CapacityPlus is the USAID-funded global project uniquely focused on the health workforce needed to achieve the Millennium Development Goals. Placing health workers at the center of every effort, CapacityPlus helps partner countries achieve significant progress in addressing the health worker crisis while also having global impact through alliances with multilateral organizations. The project builds on the accomplishments of the Capacity Project, which worked in 47 countries. Project partners include IntraHealth International, Inc. (lead partner), Abt Associates, IMA World Health, Liverpool Associates in Tropical Health (LATH), and Training Resources Group, Inc. (TRG). Associate partners are African Population & Health Research Center (APHRC), Asia-Pacific Action Alliance on Human Resources for Health (AAAH), West African Institute of Post-Graduate Management Studies (CESAG), and Partners in Population and Development (PPD).
Activities fall into five major categories: fostering global leadership to address the human resources for health (HRH) crisis; enhancing HRH policy and planning, including strengthening HR management and information systems; improving HRH workforce development, including preservice, in-service, and continuing professional development systems; strengthening HRH performance support systems to improve health worker retention and productivity; and generating and disseminating knowledge to promote use of evidence-based HRH approaches.
Links to the health workforce crisis

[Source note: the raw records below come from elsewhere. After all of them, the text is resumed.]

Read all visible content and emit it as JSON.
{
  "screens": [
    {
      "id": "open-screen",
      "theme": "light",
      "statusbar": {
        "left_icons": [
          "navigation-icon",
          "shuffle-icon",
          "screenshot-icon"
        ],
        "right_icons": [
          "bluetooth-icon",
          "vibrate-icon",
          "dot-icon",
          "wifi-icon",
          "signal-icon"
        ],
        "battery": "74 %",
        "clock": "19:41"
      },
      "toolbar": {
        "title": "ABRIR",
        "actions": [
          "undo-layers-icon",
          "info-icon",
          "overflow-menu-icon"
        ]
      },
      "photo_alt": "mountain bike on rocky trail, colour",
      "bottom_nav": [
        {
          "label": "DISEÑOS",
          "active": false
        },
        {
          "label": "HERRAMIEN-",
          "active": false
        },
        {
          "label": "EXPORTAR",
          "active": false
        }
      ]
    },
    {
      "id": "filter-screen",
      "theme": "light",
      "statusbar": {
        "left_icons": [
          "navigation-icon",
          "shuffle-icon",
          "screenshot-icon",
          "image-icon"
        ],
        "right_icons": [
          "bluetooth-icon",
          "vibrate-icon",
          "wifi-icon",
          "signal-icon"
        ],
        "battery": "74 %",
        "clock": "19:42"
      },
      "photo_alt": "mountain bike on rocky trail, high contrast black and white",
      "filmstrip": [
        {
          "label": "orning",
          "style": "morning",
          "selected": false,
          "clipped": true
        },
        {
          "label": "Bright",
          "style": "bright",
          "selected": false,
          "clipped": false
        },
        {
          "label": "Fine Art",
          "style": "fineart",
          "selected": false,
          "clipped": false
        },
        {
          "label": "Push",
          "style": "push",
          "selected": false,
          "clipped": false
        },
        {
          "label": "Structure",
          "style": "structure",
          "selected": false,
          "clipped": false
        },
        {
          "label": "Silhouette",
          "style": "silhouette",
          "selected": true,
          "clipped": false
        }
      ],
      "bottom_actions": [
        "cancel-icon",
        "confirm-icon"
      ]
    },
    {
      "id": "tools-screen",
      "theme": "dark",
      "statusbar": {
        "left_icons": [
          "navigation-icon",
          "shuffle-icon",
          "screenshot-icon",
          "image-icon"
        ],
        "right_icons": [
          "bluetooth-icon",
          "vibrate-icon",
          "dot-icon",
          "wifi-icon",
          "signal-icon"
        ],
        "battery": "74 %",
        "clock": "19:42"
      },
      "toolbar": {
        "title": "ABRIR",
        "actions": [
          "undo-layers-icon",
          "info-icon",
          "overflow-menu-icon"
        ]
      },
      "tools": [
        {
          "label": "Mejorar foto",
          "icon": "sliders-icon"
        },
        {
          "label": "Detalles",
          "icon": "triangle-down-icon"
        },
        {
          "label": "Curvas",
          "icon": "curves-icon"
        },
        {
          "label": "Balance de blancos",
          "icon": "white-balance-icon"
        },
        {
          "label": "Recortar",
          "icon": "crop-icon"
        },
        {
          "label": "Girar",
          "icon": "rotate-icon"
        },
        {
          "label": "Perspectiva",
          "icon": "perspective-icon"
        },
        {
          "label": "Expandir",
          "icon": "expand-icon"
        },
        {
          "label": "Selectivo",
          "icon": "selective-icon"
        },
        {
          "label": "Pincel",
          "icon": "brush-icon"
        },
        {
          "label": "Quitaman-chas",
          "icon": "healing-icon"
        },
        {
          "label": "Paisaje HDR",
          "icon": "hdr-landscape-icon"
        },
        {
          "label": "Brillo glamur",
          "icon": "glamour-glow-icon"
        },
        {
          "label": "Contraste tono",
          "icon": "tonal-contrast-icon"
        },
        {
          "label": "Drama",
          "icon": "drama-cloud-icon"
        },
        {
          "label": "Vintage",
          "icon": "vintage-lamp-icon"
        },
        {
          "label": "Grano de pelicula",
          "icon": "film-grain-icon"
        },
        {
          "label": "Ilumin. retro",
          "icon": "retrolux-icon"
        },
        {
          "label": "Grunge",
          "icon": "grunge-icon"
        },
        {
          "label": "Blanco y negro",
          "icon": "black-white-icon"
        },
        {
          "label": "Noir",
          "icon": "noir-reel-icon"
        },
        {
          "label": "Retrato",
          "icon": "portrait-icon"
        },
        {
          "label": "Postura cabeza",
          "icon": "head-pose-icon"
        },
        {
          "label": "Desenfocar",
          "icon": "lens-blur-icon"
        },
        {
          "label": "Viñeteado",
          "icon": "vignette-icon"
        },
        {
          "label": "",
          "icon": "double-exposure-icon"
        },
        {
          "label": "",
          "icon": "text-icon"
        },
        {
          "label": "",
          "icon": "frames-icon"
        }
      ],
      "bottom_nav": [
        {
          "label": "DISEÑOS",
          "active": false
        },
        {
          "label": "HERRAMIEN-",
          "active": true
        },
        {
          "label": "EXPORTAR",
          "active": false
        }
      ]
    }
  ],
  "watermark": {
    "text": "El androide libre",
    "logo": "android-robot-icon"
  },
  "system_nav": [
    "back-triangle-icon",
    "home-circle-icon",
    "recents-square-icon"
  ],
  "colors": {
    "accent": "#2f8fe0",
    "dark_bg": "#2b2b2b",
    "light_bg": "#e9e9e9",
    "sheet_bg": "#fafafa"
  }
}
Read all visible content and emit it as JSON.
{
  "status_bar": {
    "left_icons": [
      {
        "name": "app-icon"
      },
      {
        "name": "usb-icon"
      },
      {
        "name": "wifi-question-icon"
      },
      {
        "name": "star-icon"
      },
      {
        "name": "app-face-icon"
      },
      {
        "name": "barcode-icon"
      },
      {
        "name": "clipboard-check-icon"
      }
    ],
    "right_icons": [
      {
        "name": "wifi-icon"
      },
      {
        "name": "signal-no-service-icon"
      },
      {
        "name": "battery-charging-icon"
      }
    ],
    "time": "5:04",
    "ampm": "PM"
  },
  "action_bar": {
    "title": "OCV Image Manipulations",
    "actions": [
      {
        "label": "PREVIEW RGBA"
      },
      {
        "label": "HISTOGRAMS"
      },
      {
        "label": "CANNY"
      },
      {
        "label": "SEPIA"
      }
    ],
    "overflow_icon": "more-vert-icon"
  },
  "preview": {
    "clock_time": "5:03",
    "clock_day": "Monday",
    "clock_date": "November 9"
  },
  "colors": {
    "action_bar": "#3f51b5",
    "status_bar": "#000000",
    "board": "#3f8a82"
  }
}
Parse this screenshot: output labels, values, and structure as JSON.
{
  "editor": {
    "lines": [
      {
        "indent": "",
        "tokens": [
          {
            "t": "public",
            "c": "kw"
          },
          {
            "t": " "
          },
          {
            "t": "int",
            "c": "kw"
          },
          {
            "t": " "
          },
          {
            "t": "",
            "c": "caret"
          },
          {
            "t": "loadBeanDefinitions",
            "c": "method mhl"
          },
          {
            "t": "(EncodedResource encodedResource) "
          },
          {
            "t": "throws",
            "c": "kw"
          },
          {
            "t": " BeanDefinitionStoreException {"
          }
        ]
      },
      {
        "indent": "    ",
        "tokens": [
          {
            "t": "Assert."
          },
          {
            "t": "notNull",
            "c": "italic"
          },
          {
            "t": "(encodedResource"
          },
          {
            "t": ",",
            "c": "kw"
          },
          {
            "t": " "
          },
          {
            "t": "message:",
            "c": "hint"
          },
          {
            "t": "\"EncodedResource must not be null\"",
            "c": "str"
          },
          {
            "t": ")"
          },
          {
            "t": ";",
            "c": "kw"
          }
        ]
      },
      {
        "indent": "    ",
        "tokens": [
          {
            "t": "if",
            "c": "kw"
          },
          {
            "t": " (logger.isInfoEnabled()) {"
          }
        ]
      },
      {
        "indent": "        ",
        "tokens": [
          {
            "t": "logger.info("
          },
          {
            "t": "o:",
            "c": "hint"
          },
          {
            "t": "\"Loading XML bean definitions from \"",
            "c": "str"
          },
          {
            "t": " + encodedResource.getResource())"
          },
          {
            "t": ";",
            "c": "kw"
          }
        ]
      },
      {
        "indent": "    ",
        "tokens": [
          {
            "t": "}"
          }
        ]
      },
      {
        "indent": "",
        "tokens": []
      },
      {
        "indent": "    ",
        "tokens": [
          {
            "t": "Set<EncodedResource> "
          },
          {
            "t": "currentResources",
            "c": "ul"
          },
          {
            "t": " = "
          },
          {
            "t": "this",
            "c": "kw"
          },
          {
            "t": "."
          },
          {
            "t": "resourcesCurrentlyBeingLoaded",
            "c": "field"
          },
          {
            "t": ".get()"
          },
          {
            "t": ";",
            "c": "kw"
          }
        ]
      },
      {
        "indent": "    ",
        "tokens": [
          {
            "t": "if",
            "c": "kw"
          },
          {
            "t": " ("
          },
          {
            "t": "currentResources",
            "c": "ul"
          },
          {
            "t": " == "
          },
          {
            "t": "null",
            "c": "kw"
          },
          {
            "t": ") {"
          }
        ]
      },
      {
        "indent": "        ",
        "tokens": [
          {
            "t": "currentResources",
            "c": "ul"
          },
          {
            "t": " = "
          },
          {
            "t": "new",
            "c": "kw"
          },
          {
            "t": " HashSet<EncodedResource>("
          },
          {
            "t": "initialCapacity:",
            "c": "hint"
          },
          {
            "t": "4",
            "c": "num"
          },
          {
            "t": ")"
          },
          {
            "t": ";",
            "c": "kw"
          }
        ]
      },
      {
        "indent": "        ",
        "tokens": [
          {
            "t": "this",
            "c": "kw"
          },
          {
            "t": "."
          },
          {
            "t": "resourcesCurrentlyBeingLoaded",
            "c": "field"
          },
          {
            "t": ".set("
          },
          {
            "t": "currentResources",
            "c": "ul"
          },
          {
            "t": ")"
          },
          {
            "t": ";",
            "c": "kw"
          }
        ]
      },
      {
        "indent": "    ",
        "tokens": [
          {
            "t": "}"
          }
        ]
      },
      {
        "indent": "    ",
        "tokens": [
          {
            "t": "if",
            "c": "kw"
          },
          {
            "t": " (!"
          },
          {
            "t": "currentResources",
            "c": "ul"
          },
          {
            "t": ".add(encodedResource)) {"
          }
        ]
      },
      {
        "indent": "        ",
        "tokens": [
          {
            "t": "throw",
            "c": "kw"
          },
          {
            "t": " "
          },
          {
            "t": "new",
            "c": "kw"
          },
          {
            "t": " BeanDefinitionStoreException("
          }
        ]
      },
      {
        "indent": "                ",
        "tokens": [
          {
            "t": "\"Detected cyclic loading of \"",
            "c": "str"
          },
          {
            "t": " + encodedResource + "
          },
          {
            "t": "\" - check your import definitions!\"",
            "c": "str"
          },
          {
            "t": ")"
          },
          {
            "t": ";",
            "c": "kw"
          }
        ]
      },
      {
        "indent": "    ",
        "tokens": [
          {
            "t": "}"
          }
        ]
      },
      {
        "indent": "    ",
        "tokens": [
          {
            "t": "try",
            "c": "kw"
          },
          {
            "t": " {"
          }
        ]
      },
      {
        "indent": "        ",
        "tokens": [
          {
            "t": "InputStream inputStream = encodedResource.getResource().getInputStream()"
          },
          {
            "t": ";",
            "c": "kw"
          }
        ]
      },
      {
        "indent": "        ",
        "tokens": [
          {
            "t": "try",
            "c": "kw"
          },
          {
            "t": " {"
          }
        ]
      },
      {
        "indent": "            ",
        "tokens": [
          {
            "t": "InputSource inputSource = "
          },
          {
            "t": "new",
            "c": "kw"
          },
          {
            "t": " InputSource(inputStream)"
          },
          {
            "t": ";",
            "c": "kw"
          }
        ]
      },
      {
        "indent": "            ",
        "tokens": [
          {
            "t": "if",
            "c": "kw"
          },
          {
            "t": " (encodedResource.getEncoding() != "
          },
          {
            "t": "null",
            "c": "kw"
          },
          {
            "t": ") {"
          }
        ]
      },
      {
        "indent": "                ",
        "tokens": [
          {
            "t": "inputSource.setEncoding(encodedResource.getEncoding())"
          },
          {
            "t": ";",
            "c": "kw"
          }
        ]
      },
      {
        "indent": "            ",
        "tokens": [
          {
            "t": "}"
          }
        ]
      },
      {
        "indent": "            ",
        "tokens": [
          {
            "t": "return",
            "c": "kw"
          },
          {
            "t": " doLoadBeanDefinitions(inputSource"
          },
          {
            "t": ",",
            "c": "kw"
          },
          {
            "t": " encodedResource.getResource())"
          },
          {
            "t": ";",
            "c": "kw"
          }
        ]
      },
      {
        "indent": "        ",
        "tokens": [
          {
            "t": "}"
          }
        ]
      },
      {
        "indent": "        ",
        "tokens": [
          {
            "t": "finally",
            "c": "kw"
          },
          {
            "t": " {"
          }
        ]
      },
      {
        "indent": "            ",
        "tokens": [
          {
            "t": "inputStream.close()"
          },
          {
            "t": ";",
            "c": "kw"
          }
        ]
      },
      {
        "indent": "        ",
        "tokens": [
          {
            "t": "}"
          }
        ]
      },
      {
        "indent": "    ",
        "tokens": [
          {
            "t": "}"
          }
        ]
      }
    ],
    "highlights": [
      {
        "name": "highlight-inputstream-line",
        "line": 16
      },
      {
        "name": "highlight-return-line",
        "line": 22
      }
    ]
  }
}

CapacityPlus serves partner countries and multilaterals by offering state-of-the-art expertise, models, tools, training, and analyses adapted to each context. These services help countries move closer to having the right health worker in the right place with the right skills and support. The project works with public, nonprofit, faith-based, and for-profit organizations contributing to better human resources for health. Through service and partnership, CapacityPlus accelerates progress toward national goals for improving maternal and child health, increasing access to family planning and reproductive health services, heightening access to HIV/AIDS services, and reducing the toll of malaria, tuberculosis, and other infectious diseases.